SUPPLIED RECORDS START

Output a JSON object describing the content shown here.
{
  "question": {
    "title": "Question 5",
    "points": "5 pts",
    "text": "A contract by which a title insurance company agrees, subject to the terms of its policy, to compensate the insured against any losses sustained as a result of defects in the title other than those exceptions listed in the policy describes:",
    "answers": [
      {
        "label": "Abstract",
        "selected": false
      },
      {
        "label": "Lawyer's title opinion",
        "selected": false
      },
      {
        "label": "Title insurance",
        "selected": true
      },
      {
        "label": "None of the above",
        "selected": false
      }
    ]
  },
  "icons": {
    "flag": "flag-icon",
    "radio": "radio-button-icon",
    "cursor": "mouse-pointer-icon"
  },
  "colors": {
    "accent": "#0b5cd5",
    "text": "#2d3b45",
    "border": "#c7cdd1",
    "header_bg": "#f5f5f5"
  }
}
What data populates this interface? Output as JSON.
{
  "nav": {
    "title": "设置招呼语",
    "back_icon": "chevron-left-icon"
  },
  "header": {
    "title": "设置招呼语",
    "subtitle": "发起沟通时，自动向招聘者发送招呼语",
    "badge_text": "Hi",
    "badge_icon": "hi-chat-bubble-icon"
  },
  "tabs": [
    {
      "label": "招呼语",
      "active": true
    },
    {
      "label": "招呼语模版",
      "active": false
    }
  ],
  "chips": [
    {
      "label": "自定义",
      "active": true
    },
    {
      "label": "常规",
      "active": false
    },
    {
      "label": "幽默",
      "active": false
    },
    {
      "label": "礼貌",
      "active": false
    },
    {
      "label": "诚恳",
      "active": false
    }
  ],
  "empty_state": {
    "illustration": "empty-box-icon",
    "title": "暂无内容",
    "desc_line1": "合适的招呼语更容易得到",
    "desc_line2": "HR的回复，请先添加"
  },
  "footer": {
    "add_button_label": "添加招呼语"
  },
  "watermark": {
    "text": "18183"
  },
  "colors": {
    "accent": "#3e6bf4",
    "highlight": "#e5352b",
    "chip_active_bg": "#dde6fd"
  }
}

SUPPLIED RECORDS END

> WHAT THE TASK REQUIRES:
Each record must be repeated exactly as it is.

> EXERCISE RESPONSE:
Output a JSON object describing the content shown here.
{
  "question": {
    "title": "Question 5",
    "points": "5 pts",
    "text": "A contract by which a title insurance company agrees, subject to the terms of its policy, to compensate the insured against any losses sustained as a result of defects in the title other than those exceptions listed in the policy describes:",
    "answers": [
      {
        "label": "Abstract",
        "selected": false
      },
      {
        "label": "Lawyer's title opinion",
        "selected": false
      },
      {
        "label": "Title insurance",
        "selected": true
      },
      {
        "label": "None of the above",
        "selected": false
      }
    ]
  },
  "icons": {
    "flag": "flag-icon",
    "radio": "radio-button-icon",
    "cursor": "mouse-pointer-icon"
  },
  "colors": {
    "accent": "#0b5cd5",
    "text": "#2d3b45",
    "border": "#c7cdd1",
    "header_bg": "#f5f5f5"
  }
}
What data populates this interface? Output as JSON.
{
  "nav": {
    "title": "设置招呼语",
    "back_icon": "chevron-left-icon"
  },
  "header": {
    "title": "设置招呼语",
    "subtitle": "发起沟通时，自动向招聘者发送招呼语",
    "badge_text": "Hi",
    "badge_icon": "hi-chat-bubble-icon"
  },
  "tabs": [
    {
      "label": "招呼语",
      "active": true
    },
    {
      "label": "招呼语模版",
      "active": false
    }
  ],
  "chips": [
    {
      "label": "自定义",
      "active": true
    },
    {
      "label": "常规",
      "active": false
    },
    {
      "label": "幽默",
      "active": false
    },
    {
      "label": "礼貌",
      "active": false
    },
    {
      "label": "诚恳",
      "active": false
    }
  ],
  "empty_state": {
    "illustration": "empty-box-icon",
    "title": "暂无内容",
    "desc_line1": "合适的招呼语更容易得到",
    "desc_line2": "HR的回复，请先添加"
  },
  "footer": {
    "add_button_label": "添加招呼语"
  },
  "watermark": {
    "text": "18183"
  },
  "colors": {
    "accent": "#3e6bf4",
    "highlight": "#e5352b",
    "chip_active_bg": "#dde6fd"
  }
}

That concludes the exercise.